__WHAT IS EXPECTED__:
All lines below are to be output exactly as they stand.

__DATA__:

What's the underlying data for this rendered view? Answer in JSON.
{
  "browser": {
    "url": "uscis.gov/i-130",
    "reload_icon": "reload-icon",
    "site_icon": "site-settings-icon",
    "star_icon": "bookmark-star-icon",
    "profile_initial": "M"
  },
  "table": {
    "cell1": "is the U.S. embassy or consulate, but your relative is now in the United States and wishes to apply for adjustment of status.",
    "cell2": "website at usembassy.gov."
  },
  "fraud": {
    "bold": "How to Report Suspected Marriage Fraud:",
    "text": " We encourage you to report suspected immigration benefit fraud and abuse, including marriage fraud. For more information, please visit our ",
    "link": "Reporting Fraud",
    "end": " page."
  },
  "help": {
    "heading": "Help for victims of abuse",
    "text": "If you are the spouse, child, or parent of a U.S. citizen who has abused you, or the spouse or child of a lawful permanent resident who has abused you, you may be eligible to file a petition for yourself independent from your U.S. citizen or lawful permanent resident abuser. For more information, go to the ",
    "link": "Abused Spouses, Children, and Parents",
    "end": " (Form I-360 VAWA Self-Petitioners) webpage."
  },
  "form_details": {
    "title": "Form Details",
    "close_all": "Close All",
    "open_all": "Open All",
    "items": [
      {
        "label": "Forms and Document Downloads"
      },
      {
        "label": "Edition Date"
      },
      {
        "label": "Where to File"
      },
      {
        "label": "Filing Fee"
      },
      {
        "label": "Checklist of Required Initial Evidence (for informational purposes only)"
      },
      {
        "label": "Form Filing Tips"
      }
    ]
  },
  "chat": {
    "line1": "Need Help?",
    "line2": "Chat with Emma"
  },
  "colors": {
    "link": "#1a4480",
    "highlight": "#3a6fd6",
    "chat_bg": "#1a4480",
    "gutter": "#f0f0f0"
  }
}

__WRITTEN RESPONSE__:
What's the underlying data for this rendered view? Answer in JSON.
{
  "browser": {
    "url": "uscis.gov/i-130",
    "reload_icon": "reload-icon",
    "site_icon": "site-settings-icon",
    "star_icon": "bookmark-star-icon",
    "profile_initial": "M"
  },
  "table": {
    "cell1": "is the U.S. embassy or consulate, but your relative is now in the United States and wishes to apply for adjustment of status.",
    "cell2": "website at usembassy.gov."
  },
  "fraud": {
    "bold": "How to Report Suspected Marriage Fraud:",
    "text": " We encourage you to report suspected immigration benefit fraud and abuse, including marriage fraud. For more information, please visit our ",
    "link": "Reporting Fraud",
    "end": " page."
  },
  "help": {
    "heading": "Help for victims of abuse",
    "text": "If you are the spouse, child, or parent of a U.S. citizen who has abused you, or the spouse or child of a lawful permanent resident who has abused you, you may be eligible to file a petition for yourself independent from your U.S. citizen or lawful permanent resident abuser. For more information, go to the ",
    "link": "Abused Spouses, Children, and Parents",
    "end": " (Form I-360 VAWA Self-Petitioners) webpage."
  },
  "form_details": {
    "title": "Form Details",
    "close_all": "Close All",
    "open_all": "Open All",
    "items": [
      {
        "label": "Forms and Document Downloads"
      },
      {
        "label": "Edition Date"
      },
      {
        "label": "Where to File"
      },
      {
        "label": "Filing Fee"
      },
      {
        "label": "Checklist of Required Initial Evidence (for informational purposes only)"
      },
      {
        "label": "Form Filing Tips"
      }
    ]
  },
  "chat": {
    "line1": "Need Help?",
    "line2": "Chat with Emma"
  },
  "colors": {
    "link": "#1a4480",
    "highlight": "#3a6fd6",
    "chat_bg": "#1a4480",
    "gutter": "#f0f0f0"
  }
}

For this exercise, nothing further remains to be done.